Recipe for Vermicelli Uppuma – Serves 6 

Ingredients:

1 cup roasted wheat vermicelli (I use the Bambino brand available at Indian stores and on Amazon.com)

A handful of cashew nuts broken

1 tbsp mustard seeds

1 tbsp urad dal

4 green chillies finely chopped

1 inch piece of ginger finely chopped

1 red onion finely chopped

1 red pepper finely diced

1 carrot finely grated

.5 cup of fresh or frozen green peas

1.5 tsp salt

2 tbsps vegetable oil

1 tbsp clarified butter or take an extra tbsp of oil

Freshly shredded coconut (3 tbsps)

2 cups water

Method:

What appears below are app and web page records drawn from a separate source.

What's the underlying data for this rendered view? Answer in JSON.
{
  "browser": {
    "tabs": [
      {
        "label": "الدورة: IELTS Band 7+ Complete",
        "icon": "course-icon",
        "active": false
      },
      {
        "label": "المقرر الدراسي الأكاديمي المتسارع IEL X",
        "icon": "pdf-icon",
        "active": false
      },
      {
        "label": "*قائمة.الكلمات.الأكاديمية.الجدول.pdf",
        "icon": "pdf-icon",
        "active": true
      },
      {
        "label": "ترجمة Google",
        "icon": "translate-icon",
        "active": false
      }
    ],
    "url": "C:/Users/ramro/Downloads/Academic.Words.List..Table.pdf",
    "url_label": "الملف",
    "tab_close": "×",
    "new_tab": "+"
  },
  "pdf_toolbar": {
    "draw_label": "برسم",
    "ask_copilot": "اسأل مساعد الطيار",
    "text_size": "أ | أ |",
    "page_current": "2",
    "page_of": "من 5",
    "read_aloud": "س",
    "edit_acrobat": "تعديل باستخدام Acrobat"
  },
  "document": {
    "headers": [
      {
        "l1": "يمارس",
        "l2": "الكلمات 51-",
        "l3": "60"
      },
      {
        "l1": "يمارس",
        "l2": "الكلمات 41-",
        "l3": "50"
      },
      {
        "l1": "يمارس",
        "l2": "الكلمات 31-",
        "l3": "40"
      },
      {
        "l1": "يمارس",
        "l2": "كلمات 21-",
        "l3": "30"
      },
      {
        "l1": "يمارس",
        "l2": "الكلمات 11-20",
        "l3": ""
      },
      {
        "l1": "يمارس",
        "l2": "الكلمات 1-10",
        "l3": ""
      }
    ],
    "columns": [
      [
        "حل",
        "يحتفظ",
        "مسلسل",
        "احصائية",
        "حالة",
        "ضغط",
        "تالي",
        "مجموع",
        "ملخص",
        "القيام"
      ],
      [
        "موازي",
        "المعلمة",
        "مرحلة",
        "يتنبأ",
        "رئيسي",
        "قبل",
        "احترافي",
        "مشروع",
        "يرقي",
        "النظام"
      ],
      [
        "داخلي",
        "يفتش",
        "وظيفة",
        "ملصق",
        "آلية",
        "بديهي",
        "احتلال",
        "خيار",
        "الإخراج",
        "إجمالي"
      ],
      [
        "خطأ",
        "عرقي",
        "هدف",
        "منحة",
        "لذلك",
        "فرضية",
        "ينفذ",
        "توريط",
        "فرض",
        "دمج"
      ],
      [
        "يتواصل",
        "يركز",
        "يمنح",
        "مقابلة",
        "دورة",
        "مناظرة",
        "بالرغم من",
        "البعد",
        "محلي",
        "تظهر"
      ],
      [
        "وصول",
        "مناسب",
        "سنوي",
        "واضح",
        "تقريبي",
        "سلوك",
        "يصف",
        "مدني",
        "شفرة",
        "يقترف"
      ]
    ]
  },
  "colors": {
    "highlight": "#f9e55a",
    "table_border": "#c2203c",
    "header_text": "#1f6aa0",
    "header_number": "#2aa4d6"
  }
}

Heat the oil and butter in a large non stick pan or wok.  When the oil is hot, add the mustard seeds, urad dal, green chillies, ginger, cashew nuts and onions.  Fry till the mustard seeds pop and the onions and cashew nuts turn brown.  Add two cups of water, salt and the vegetables and bring the water to a boil.  Now slowly add the vermicelli and stir continuously till the vermicelli is blended and thick and appears to have the consistency of dried porridge.  Add freshly grated coconut, give it another swish and cover promptly and take off the stove.

Let dish rest for 15 minutes (covered) and fluff before serving.  When done, it will be fluffy and each grain of vermicelli should be separate.  Serve on plates for a meal or in phyllo cups as an appetizer.  Don’t forget to bring out steaming hot cups of coffee.

If you’d rather get an instant Uppuma fix, head to one of the many Saravana Bhavan restaurants in the US and abroad.  A complete listing can be found at

http://www.saravanabhavan.com/restaurants.php?